    responsible caregiver(s)

  • child's age and gender

  • nature and extent of injury, maltreatment or neglect

  • approximate date and time the injury, maltreatment or neglect occurred

  • previous injury, maltreatment or neglect of the child or siblings

  • the circumstances in which the injuries, maltreatment or neglect became known to the reporter

  • name of the person suspected to be responsible for the injury, maltreatment or neglect

  • any action taken to treat or help the child

  • any other information the reporter believes would be helpful

What else must be included in the report? (PA 11-93)

PA 11-93 (§15) also requires oral and written reports of all mandated reporters to contain, if known:

  • the reasons the reporter believes the person or persons are suspected of causing the child’s injuries, maltreatment or neglect, and

  • any information concerning any prior cases in which the alleged perpetrator has been suspected of causing the child harm;

PA 11-93 also requires anyone reporting child abuse or neglect, including non-mandated reporters, to provide an authorized investigator all information that the reporter possesses related to the investigation, except that information that state or federal law expressly prohibits.

What is the penalty for failing to report? (CGS §17a-101a)

Until October 1, 2013

Fine of not less than $500 nor more than $2500 and required participation in an educational and training program.

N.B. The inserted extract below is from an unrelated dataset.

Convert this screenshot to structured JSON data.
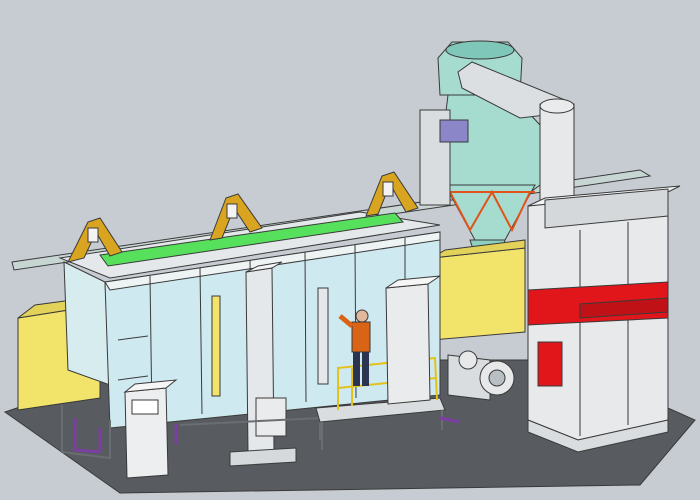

After October 1, 2013

The failure of a mandated reporter to make a timely report of suspected child abuse or neglect is a class A misdemeanor along with the required participation in an educational and training program. (PA 13-297)

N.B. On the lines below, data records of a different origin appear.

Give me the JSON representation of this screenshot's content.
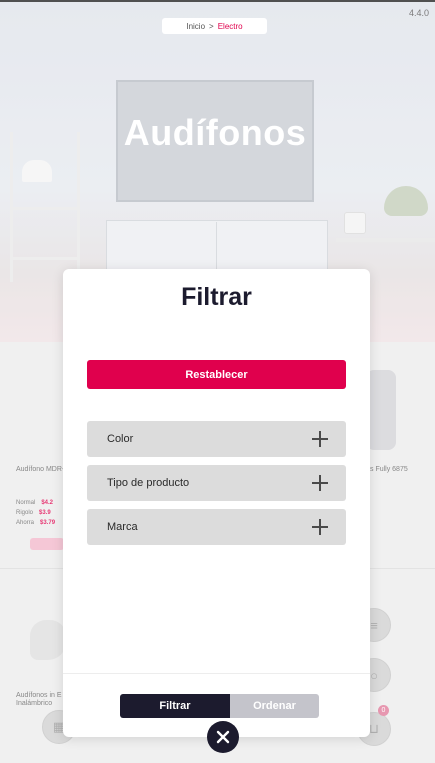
{
  "app": {
    "version": "4.4.0"
  },
  "breadcrumb": {
    "home": "Inicio",
    "separator": ">",
    "current": "Electro"
  },
  "hero": {
    "title": "Audífonos"
  },
  "filter_modal": {
    "title": "Filtrar",
    "reset_label": "Restablecer",
    "sections": [
      {
        "label": "Color",
        "icon": "plus-icon"
      },
      {
        "label": "Tipo de producto",
        "icon": "plus-icon"
      },
      {
        "label": "Marca",
        "icon": "plus-icon"
      }
    ],
    "tabs": {
      "filter_label": "Filtrar",
      "sort_label": "Ordenar",
      "active": "Filtrar"
    },
    "close_icon": "close-icon"
  },
  "background_products": {
    "item1_name": "Audífono MDR-",
    "item1_prices": [
      {
        "label": "Normal",
        "value": "$4.2"
      },
      {
        "label": "Rigolo",
        "value": "$3.9"
      },
      {
        "label": "Ahorra",
        "value": "$3.79"
      }
    ],
    "item2_name": "s Fully 6875",
    "item3_name_line1": "Audífonos in E",
    "item3_name_line2": "Inalámbrico",
    "cart_count": "0"
  },
  "colors": {
    "accent": "#e0004d",
    "dark": "#1c1b2e",
    "accordion_bg": "#dcdcdc",
    "inactive_tab": "#c4c4cb"
  }
}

What is the penalty for failing to report? (CGS §17a-101a)

PA 11-93 also requires the DCF Commissioner to promptly notify the Chief State’s Attorney when there is reason to believe that a mandated reporter has failed to make a required report or makes a late report.

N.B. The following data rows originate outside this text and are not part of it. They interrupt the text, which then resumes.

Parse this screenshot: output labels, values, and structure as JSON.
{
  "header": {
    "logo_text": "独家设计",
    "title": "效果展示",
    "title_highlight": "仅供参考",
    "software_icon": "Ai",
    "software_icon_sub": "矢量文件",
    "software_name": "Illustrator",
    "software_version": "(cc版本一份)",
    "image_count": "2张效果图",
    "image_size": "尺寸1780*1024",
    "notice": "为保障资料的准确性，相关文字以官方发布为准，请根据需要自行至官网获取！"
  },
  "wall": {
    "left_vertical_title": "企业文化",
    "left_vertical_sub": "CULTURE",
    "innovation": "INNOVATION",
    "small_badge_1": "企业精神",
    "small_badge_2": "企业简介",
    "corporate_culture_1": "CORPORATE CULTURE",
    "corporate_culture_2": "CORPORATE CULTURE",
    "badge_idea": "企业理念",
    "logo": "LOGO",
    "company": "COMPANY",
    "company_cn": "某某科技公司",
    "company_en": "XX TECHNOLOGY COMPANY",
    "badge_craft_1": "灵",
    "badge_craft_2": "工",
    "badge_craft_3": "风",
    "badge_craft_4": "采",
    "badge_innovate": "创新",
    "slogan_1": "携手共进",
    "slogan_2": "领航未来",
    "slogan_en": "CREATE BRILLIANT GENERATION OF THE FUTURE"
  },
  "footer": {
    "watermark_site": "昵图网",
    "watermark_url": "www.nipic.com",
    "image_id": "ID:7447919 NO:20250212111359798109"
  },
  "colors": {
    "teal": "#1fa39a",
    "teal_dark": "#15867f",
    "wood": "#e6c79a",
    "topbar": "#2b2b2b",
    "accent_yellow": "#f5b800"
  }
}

By law, the Chief State’s Attorney must notify the State Department of Education Commissioner in writing when individuals holding State Board of Education issued credentials are fined under the mandated reporter law. (CGS §10-149a)

Mandated reporters could also be sued for damages if further injury is caused to the child because they failed to file the required report.

Changes Regarding Sending Copies of Report

By law, when a mandated reporter submits to DCF a written report of suspected abuse or neglect involving an employee of a public or private school or institution, the reporter must also submit a copy of the report to the person in charge of the school.

Under prior law, if the report concerned a school employee who held a state certificate, authorization, or permit, the person in charge of the school had to send a copy of the report to the State Department of Education commissioner or his designee.

PA 11-93 (§9) now requires the DCF commissioner to send SDE the copy.

Changes Regarding Sending Copies of Report

Previously, if the employee in question worked for a state-licensed facility or institution that provided care for a child, the mandated reporter also had to send a copy of the report to the “executive head of the state licensing agency.”

PA 11-93 (§9) now requires the DCF commissioner to send it instead.

Is there a penalty for filing a false report? (CGS §17a-101e(c))

Any person who knowingly makes a false report of child abuse or neglect shall be fined not more than $2000 or imprisoned not more than one year or both.

What if no abuse or neglect is found? (CGS §17a-101e(b)) §17a-101e(c))

Anyone participating in good faith in the making of a report of child abuse and who has reasonable grounds for making the report, shall have immunity from any liability, civil or criminal, that might otherwise be incurred or imposed with respect to the making or content of such report. 

Any such participant shall have the same immunity with respect to participating in any judicial proceeding resulting from such report.

Tip: §17a-101e(c))

When in doubt…

File a Report!!!

There is a penalty if you don’t.

There is immunity if you do.

For more information, contact: §17a-101e(c))

Francis J. CarinoSupervisory Assistant State’s AttorneyOffice of the Chief State’s Attorney300 Corporate PlaceRocky Hill, CT 06067Tel.: (860) 258-5826Fax: (860) 258-5858Voice Pager: (860) 490-0647E-mail: [email protected] Juvenile Law website: